DATA TO EXAMINE: Begin

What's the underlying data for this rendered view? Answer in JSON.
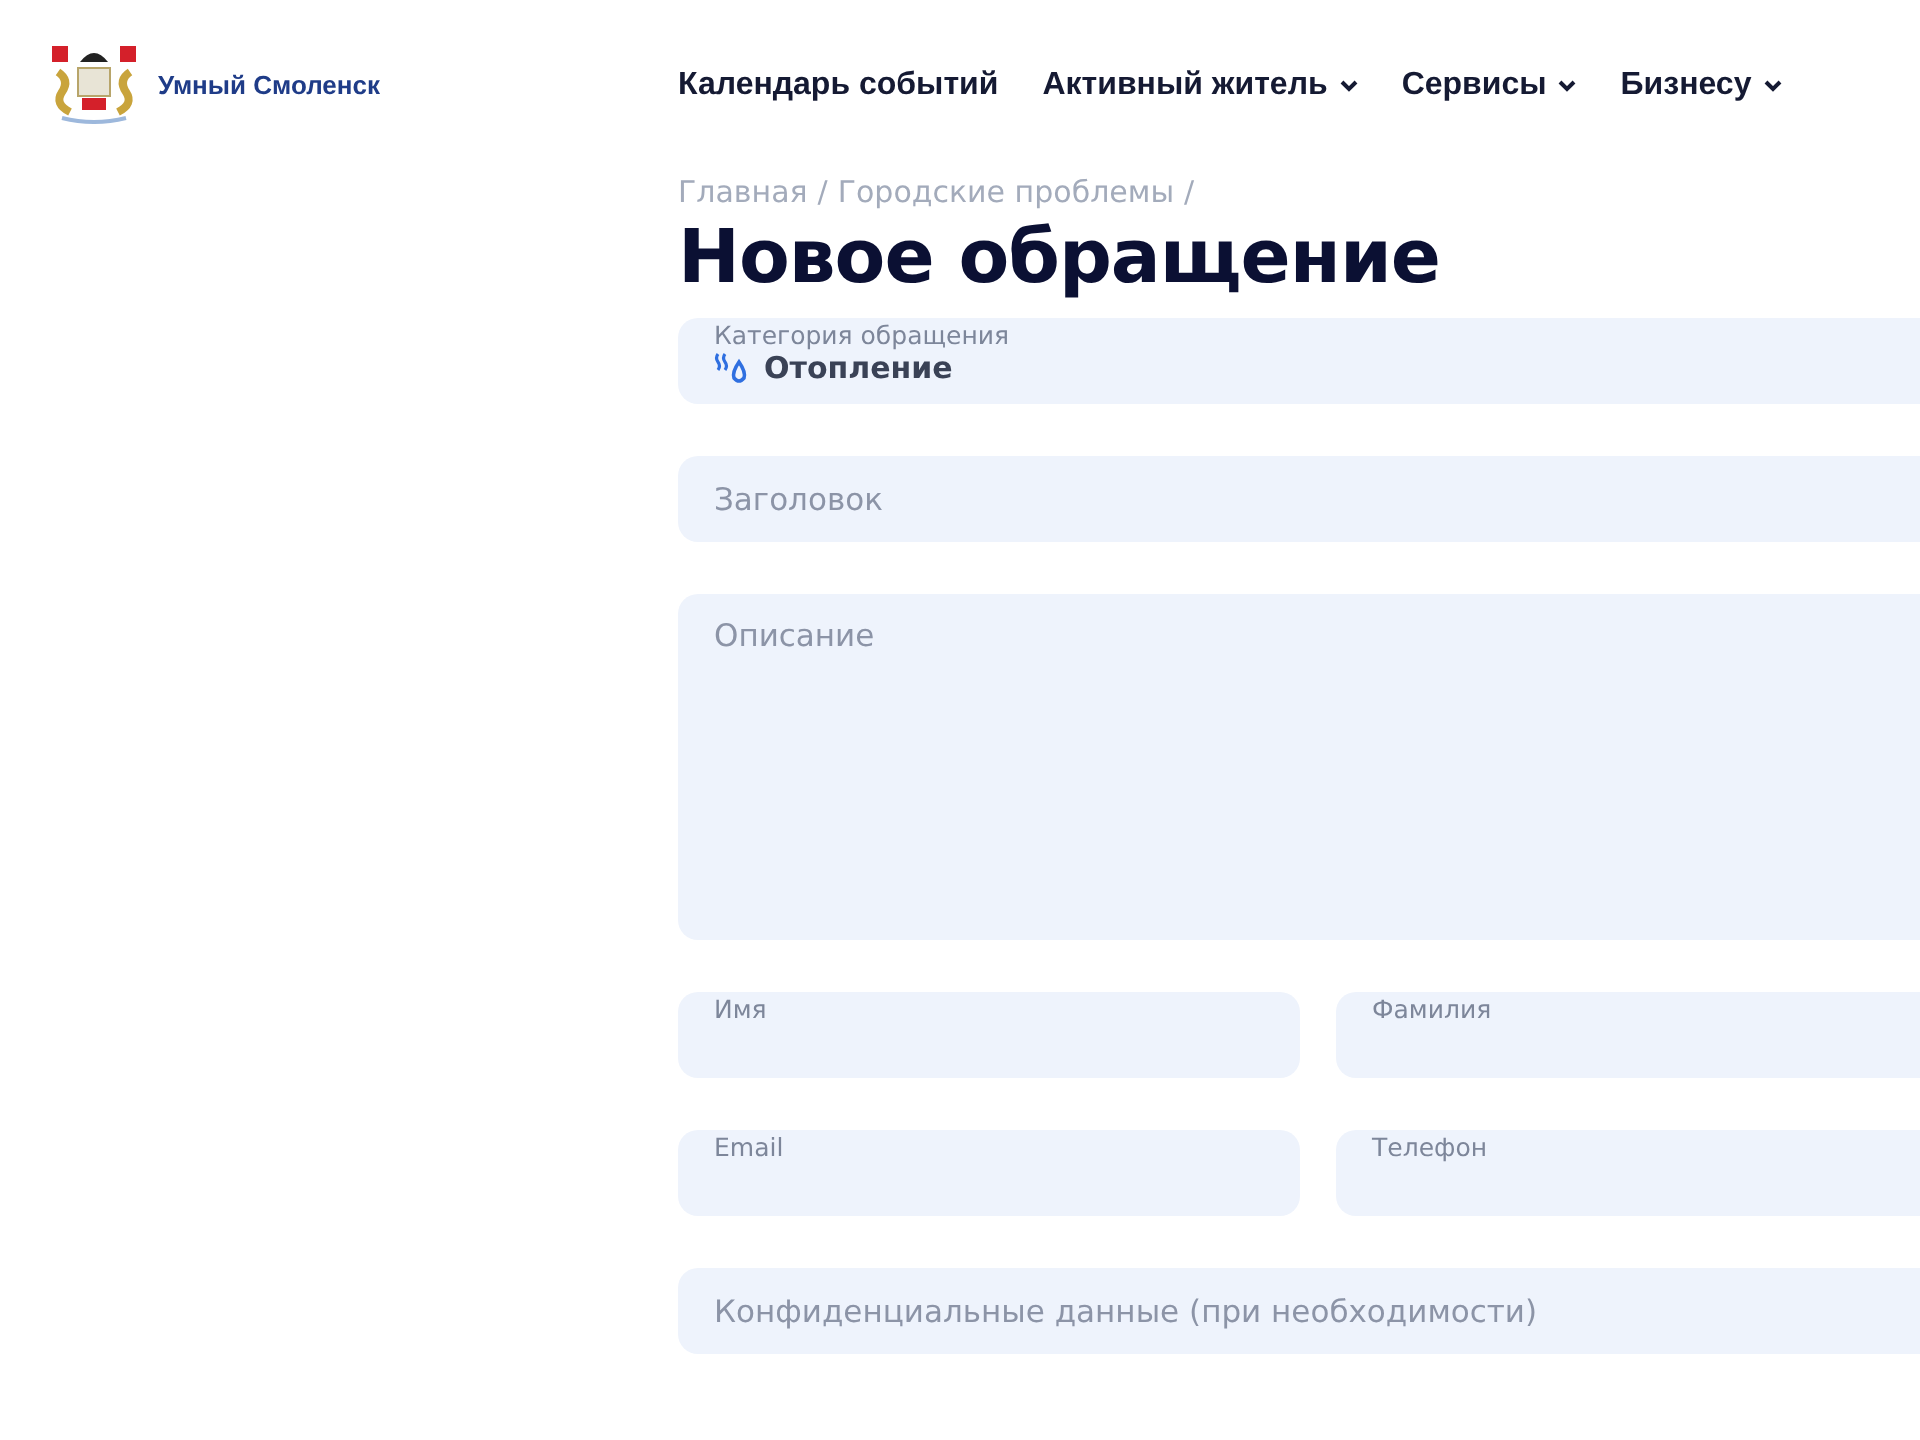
{
  "header": {
    "logo_text": "Умный Смоленск",
    "nav": [
      {
        "label": "Календарь событий",
        "has_dropdown": false
      },
      {
        "label": "Активный житель",
        "has_dropdown": true
      },
      {
        "label": "Сервисы",
        "has_dropdown": true
      },
      {
        "label": "Бизнесу",
        "has_dropdown": true
      }
    ]
  },
  "breadcrumbs": [
    {
      "label": "Главная",
      "separator": "/"
    },
    {
      "label": "Городские проблемы",
      "separator": "/"
    }
  ],
  "title": "Новое обращение",
  "form": {
    "rows": [
      [
        {
          "kind": "select",
          "label": "Категория обращения",
          "value": "Отопление"
        }
      ],
      [
        {
          "kind": "input",
          "placeholder": "Заголовок"
        }
      ],
      [
        {
          "kind": "textarea",
          "placeholder": "Описание"
        }
      ],
      [
        {
          "kind": "labeled",
          "label": "Имя"
        },
        {
          "kind": "labeled",
          "label": "Фамилия"
        }
      ],
      [
        {
          "kind": "labeled",
          "label": "Email"
        },
        {
          "kind": "labeled",
          "label": "Телефон"
        }
      ],
      [
        {
          "kind": "input",
          "placeholder": "Конфиденциальные данные (при необходимости)"
        }
      ]
    ]
  }
}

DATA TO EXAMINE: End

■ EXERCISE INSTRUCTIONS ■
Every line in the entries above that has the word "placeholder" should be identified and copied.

■ WRITTEN REPLY ■
          "placeholder": "Заголовок"
          "placeholder": "Описание"
          "placeholder": "Конфиденциальные данные (при необходимости)"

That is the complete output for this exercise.